» Exercise prompt
Read the entries below and pull out each line with the string "JSON".

Stored records

=== Section Start ===

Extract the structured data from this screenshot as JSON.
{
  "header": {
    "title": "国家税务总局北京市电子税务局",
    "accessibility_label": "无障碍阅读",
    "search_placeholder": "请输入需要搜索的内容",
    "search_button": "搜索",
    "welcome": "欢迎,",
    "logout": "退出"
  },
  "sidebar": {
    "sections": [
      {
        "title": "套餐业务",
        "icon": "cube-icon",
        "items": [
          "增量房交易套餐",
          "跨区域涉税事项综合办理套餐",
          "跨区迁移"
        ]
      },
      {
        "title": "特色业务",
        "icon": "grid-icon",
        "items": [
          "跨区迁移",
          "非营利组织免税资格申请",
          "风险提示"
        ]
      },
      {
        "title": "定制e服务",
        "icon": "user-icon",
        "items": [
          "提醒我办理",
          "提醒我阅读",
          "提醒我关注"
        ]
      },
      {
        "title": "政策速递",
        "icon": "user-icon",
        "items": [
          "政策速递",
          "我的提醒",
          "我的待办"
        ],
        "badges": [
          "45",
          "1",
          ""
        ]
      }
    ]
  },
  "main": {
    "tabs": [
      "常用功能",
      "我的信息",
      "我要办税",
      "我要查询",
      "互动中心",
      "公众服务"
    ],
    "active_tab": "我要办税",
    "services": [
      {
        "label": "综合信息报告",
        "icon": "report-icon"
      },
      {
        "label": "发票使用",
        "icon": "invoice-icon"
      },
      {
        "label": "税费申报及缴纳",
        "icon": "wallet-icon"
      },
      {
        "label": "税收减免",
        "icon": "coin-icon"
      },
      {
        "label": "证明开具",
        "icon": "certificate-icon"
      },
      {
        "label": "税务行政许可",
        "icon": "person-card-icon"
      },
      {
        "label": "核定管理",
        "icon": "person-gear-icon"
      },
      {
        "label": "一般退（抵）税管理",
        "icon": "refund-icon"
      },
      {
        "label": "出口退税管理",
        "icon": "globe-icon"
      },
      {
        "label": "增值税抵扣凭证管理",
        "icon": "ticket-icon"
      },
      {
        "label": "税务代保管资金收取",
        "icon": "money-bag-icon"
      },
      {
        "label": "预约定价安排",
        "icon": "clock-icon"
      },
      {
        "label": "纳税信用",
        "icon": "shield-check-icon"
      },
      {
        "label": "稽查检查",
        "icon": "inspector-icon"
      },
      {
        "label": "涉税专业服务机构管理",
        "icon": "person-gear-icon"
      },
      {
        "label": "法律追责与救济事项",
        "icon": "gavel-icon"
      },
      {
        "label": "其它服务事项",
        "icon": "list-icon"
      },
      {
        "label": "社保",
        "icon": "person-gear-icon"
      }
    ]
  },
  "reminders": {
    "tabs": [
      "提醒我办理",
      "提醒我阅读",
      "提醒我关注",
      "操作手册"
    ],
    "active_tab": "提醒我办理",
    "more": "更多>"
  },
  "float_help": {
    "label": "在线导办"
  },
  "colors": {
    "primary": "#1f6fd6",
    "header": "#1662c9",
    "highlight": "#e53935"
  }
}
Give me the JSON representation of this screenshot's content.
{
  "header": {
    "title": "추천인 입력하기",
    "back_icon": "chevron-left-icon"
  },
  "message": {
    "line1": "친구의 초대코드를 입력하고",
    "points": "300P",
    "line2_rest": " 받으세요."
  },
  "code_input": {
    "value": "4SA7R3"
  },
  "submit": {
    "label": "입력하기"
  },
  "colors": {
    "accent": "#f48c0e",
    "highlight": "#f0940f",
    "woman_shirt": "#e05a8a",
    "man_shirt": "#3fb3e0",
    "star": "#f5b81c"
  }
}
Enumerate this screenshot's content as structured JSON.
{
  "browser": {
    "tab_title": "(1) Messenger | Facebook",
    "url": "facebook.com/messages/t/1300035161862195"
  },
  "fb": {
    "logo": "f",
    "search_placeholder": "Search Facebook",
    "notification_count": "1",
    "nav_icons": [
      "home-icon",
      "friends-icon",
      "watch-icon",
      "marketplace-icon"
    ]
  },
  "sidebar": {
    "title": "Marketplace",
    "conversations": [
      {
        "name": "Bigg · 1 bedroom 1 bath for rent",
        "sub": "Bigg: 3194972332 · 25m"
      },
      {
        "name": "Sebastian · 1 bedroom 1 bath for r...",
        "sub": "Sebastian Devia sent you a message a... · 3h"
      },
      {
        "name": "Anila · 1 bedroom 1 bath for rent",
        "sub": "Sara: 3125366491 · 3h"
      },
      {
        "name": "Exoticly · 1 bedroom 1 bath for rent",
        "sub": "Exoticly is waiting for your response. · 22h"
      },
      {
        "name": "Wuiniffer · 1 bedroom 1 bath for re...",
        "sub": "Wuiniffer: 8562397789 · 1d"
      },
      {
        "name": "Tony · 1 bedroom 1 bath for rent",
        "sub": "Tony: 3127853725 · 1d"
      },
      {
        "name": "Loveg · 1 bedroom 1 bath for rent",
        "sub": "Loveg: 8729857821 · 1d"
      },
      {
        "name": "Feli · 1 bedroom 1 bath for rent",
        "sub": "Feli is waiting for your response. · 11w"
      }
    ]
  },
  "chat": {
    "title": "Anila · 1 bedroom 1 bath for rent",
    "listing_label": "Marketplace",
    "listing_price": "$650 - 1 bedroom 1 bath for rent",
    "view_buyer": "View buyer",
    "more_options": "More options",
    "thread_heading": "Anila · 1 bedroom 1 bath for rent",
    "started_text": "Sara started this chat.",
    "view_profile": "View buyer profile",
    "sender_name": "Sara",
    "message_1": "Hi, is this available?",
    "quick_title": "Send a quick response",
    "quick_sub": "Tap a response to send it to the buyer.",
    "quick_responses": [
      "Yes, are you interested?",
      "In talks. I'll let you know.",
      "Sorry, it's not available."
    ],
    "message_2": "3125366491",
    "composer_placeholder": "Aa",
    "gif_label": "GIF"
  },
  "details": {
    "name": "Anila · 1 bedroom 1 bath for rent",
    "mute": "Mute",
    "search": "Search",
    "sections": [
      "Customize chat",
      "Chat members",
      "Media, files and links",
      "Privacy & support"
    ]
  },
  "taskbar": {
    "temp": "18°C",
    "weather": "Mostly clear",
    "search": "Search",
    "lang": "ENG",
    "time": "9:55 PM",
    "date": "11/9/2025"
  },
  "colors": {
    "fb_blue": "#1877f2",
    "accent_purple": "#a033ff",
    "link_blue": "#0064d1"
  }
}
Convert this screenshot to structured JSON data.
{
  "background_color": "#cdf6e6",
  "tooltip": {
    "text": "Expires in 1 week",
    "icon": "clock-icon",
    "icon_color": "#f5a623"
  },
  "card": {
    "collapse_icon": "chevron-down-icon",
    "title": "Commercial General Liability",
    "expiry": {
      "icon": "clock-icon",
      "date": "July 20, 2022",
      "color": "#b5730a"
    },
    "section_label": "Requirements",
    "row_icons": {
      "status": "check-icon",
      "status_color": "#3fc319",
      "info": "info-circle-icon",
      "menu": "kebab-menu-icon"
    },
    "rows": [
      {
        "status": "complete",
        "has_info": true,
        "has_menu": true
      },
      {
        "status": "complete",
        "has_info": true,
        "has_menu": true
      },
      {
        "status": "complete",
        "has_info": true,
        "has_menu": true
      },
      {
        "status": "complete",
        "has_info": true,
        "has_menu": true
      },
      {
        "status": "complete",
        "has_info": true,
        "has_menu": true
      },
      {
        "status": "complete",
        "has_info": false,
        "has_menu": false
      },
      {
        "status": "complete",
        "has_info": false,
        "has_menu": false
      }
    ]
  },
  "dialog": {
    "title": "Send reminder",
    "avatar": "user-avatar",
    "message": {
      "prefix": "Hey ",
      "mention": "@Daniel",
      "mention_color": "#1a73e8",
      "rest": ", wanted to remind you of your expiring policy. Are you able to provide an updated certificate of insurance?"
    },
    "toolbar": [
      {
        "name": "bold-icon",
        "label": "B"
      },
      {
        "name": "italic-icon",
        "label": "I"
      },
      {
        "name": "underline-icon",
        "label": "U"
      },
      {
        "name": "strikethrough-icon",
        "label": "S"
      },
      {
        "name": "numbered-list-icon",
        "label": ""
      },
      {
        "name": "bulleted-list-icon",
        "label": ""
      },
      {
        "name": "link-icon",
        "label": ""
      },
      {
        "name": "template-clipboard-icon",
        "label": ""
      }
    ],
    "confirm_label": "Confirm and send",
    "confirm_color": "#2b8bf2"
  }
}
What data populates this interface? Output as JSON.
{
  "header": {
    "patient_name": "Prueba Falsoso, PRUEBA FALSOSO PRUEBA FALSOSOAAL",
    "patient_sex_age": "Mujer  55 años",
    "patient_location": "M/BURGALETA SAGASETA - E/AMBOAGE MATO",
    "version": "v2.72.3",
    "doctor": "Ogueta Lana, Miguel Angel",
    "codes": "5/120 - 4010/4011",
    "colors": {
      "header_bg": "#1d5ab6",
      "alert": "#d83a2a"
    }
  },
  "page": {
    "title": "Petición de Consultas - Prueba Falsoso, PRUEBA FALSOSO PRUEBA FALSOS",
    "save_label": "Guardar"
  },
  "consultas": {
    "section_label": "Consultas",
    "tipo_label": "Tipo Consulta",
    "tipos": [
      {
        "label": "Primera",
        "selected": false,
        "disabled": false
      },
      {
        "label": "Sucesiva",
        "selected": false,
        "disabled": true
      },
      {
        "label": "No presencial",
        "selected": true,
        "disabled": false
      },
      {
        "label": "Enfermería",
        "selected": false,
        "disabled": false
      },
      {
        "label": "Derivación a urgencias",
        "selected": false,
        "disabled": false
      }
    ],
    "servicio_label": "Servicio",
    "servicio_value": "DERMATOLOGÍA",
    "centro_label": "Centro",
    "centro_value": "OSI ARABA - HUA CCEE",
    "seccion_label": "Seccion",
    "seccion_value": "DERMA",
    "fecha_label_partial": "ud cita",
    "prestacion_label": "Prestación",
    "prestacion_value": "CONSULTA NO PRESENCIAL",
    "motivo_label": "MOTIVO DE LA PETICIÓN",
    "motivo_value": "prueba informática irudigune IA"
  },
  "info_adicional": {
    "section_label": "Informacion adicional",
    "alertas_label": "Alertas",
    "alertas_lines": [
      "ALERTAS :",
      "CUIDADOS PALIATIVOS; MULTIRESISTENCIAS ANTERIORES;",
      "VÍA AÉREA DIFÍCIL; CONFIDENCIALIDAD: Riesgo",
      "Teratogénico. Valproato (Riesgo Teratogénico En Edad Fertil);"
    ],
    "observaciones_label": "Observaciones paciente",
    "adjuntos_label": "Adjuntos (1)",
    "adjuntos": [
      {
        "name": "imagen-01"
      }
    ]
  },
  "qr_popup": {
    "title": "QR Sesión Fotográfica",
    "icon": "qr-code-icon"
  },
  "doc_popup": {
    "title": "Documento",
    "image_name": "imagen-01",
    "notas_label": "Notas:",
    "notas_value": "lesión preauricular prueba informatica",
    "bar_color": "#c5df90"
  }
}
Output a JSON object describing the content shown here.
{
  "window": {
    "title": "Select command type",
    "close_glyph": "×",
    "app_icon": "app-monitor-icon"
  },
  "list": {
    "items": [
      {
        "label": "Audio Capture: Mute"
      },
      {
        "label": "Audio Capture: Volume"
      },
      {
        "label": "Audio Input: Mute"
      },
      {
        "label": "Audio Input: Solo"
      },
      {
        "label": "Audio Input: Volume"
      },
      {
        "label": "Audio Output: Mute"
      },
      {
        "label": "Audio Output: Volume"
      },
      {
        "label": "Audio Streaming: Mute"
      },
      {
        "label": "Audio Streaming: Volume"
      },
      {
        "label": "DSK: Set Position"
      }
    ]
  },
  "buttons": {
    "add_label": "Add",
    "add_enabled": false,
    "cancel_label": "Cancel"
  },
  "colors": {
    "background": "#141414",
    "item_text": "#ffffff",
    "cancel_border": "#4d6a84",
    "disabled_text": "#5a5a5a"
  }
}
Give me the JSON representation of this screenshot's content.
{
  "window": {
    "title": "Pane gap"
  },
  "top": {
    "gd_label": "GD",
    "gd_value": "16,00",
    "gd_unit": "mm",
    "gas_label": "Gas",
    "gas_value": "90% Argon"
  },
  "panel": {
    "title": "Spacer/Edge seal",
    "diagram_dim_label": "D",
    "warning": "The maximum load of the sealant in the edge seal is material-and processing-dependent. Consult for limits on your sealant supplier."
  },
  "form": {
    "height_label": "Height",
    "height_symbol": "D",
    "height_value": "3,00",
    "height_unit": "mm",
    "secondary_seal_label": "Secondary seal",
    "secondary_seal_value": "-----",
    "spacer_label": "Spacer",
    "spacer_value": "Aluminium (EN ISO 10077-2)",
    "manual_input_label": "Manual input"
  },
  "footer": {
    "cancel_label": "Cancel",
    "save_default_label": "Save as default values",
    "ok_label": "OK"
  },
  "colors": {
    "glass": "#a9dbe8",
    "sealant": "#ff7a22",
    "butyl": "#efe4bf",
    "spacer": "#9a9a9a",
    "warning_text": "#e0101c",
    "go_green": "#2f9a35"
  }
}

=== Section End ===

» Response area
Extract the structured data from this screenshot as JSON.
Give me the JSON representation of this screenshot's content.
Enumerate this screenshot's content as structured JSON.
Convert this screenshot to structured JSON data.
What data populates this interface? Output as JSON.
Output a JSON object describing the content shown here.
Give me the JSON representation of this screenshot's content.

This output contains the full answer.